Dusty zenobia bears clusters of white bell-shape blooms on shrubs with silvery gray foliage. It is hardy in Zones 5 through 9.


Everyday Gardeners

They’re baaaack!

Roses are one of the favorite foods of Japanese beetles. When one starts to feed, it releases a pheromone that attracts more beetles. Early control is essential to prevent a full-force invasion.

Japanese beetles are back in central Iowa, several weeks ahead of schedule. This morning while photographing in the garden, I noticed (and killed!) half a dozen of the pests on a rose bush, one of their favorite plants. Among the 300 or so other plants that attract them are grapes, hollyhocks, hibiscus, crabapples, and lindens.

Adult beetles usually don’t emerge until late June, but as with everything else garden related this year, they’re well ahead of schedule. Normally the adults feed for several weeks before laying eggs in the ground. We can hope that their early emergence also will result in their early departure! But this means it’s time to start my daily morning rounds of the garden with a bucket of soapy water. I find that’s the simplest and most effective way of controlling them. I hold the bucket under the flower/plant on which they’re feeding, give the bloom a little tap, and the beetles drop into the sudsy solution to their demise.

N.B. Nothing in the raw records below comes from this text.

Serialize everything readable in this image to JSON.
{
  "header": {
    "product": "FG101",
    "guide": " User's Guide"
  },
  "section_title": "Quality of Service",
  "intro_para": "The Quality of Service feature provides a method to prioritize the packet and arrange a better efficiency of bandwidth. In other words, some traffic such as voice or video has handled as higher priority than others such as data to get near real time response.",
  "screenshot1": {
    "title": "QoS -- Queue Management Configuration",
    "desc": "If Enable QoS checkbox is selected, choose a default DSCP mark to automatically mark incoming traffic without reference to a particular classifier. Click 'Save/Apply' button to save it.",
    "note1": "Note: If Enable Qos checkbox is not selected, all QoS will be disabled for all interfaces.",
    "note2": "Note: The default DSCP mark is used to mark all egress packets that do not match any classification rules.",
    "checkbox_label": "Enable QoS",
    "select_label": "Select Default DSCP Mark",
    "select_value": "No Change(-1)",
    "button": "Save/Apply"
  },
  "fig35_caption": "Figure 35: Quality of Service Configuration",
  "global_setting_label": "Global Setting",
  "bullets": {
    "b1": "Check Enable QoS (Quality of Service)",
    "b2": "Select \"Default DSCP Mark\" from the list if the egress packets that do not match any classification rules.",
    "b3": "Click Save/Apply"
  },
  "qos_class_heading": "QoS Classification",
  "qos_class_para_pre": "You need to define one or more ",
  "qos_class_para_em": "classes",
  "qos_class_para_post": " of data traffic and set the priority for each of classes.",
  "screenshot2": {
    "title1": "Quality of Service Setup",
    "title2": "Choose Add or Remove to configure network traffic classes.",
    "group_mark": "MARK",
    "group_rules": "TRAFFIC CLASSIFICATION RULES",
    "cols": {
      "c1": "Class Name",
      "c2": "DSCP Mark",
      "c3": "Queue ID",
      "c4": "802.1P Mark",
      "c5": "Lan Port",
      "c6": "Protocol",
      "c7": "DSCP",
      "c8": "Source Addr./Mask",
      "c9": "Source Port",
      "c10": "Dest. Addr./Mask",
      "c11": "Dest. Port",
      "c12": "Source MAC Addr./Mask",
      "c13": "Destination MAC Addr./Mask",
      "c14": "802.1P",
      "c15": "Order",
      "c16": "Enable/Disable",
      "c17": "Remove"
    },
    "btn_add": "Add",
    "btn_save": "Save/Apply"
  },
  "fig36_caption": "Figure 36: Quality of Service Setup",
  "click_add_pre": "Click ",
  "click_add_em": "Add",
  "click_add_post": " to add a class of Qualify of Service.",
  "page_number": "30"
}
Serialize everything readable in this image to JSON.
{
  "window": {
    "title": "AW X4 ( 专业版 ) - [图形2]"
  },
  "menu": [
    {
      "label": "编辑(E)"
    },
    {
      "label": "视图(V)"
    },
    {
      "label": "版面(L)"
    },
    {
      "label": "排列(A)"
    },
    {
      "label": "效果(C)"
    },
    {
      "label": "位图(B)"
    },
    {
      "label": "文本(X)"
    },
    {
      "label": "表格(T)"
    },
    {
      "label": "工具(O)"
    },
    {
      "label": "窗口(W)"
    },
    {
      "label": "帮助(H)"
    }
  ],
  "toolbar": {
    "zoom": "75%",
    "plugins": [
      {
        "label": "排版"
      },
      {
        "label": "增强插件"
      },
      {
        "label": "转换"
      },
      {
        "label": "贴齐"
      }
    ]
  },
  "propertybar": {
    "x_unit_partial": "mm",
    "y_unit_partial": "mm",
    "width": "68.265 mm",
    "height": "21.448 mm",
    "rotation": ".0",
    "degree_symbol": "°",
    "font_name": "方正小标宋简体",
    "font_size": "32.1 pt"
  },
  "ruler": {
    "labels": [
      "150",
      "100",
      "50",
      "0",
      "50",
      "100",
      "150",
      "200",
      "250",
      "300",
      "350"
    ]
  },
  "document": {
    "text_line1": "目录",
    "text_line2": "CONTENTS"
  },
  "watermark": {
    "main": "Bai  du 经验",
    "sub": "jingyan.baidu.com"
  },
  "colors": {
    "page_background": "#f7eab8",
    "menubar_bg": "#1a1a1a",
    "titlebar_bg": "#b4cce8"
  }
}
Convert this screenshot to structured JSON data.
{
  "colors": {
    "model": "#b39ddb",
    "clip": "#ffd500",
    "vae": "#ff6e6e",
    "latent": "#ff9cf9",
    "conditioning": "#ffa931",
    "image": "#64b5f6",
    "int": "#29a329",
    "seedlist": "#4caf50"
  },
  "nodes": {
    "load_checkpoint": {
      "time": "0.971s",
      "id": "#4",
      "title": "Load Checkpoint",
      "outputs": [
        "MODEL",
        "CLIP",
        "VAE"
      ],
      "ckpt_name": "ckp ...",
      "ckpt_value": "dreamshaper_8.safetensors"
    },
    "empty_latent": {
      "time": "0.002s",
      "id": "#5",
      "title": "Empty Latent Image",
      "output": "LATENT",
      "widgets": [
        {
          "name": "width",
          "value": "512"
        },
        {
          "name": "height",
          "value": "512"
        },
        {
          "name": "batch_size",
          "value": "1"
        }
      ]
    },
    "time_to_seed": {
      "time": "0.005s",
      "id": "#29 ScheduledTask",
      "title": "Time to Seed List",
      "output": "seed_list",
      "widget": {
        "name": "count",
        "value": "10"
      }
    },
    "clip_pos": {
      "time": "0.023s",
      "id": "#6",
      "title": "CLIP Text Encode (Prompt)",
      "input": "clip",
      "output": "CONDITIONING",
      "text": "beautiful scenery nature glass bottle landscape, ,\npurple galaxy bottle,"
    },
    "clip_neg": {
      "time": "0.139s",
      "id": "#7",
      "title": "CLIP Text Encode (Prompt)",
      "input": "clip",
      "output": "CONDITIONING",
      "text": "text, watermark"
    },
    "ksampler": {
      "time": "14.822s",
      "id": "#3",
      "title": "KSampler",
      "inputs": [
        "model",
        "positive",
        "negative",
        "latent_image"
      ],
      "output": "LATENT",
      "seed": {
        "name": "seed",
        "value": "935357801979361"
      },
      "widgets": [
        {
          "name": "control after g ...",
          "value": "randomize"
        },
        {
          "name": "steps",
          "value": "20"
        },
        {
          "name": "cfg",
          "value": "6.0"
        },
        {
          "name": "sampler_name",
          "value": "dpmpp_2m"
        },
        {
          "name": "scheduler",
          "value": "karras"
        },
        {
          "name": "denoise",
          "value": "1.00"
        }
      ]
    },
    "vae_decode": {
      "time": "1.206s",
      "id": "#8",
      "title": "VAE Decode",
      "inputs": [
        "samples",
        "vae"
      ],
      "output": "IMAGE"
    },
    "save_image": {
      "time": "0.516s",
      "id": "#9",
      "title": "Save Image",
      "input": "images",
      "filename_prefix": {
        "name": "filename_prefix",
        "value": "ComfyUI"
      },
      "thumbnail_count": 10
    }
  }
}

Avoid the temptation to purchase a Japanese beetle pheromone trap to control the pests. These devices do indeed lure and trap hundreds of the critters, but they also attract many more that never make it into the trap. Instead, the extra beetles feed on the plants in your garden, causing even more damage than had you done nothing.

Japanese beetle trap.